E-commerce is alive and well online. Those who want solid evidence need look no further than the online travel industry.
As one of the few consumer industries that has established itself and shown measurable growth on the Internet, online travel is no longer focused on basic survival. Instead, the industry is concentrating on its quest for the ingredients of longevity: market share, saturation and profit.
Exhibit A is Travelocity (Nasdaq: TVLY), which last week reported fourth-quarter earnings of US$4.9 million or 9cents per share. Last year at this time — long before terrorist attacks threatened to put serious dents in the online travel industry — Travelocity reported a Q4 loss of $2.4 million or 5 cents per share.
Reflecting the impact of terrorism on online travel, Travelocity reported that gross travel bookings dropped by $60 million from the year-ago period. But fewer sales apparently did not affect the company’s ability to boost its profits.
Now, there’s an equation that’s easy to live with.
So, what is it about the online travel industry that continues to allow it to emerge as the poster child for e-commerce hope?

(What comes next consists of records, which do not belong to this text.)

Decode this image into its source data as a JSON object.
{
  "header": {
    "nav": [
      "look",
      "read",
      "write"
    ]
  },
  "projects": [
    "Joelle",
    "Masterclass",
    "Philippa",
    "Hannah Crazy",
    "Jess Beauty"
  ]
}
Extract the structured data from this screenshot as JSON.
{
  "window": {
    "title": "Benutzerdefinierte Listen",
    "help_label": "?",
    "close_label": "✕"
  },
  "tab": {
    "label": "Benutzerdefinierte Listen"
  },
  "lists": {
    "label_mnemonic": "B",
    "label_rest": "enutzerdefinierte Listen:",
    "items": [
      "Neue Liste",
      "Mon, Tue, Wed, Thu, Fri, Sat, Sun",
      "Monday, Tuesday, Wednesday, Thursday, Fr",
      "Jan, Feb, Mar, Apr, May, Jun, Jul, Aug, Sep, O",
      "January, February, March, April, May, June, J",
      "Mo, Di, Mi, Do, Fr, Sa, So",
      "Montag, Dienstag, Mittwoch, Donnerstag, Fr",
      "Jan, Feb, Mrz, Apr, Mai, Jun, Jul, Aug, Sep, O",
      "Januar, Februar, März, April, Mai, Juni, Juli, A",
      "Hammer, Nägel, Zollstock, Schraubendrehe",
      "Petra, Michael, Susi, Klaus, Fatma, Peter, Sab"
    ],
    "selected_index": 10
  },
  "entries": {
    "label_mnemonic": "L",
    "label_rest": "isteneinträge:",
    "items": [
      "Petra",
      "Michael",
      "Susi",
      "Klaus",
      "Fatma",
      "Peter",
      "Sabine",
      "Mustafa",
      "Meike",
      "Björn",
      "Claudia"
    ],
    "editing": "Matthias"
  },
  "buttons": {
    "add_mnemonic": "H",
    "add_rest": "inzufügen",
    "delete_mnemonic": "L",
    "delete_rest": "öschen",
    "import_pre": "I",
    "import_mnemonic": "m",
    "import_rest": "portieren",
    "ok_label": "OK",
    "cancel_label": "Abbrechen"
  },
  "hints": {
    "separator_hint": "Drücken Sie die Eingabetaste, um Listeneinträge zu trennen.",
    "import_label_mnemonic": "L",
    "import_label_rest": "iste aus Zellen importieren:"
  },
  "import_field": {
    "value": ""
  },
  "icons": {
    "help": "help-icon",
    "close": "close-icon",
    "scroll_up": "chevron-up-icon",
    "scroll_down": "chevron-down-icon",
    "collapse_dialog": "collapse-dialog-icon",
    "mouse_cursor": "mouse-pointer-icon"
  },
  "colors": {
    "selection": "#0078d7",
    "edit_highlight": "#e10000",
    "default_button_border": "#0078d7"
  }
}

Some might say it has everything to do with convenience and cost savings for consumers — and they would be partly correct.
But as one who has booked all of his own travel online for the past two years, I believe online travel’s pull goes deeper than that, especially since the September 11th terrorist attacks.
Booking travel online gives consumers a greater sense of control — especially compared with placing their trust in a travel agent or a faceless phone sales rep from an airline company.
Need for Speed
In addition to its ability to make consumers feel like they are in control of their own destiny, online travel caters to customers’ongoing love of instant gratification — such as printing e-tickets minutes after purchasing them.
Airlines apparently sense this trend and are making moves to capitalize on it. Several airlines have begun charging extra fees for some paper tickets in an aggressive move to persuade consumers to go the e-ticket route.
Too much too soon? Not at all. According to Forrester Research, by 2003, 70 to 80 percent of all airline tickets will be issued electronically.
Watch and Learn
Another reason online travel continues to flourish is that it never gets too comfortable with its own progress.
Expedia, for example, is expanding its operations to include passport and visa services. Users will be able to research travel access requirements for most countries on the Expedia site, then download necessary document applications and send them directly to Expedia’s new partner, Express Visa Service.
Travelers also can check the status of their travel documents at any time.
Redefining ‘Full Service’
The new economy calls for new definitions of old consumer services.
The online travel industry is doing it right by giving consumers total control over their itinerary and by providing self-directed and comprehensive trip planning.
For example, before a journey to London, a traveler can update or initiate travel documents, research promotional rates, book a flight, find hotel packages, buy a Eurail pass, arrange to be met at the airport by a driver and have a rental car waiting at the hotel.
Isn’t that what e-commerce promised us in the first place?
What do you think?
Let’s talk about it.
Note: The opinions expressed by our columnists are their own and do not necessarily reflect the views of the E-Commerce Times or its management.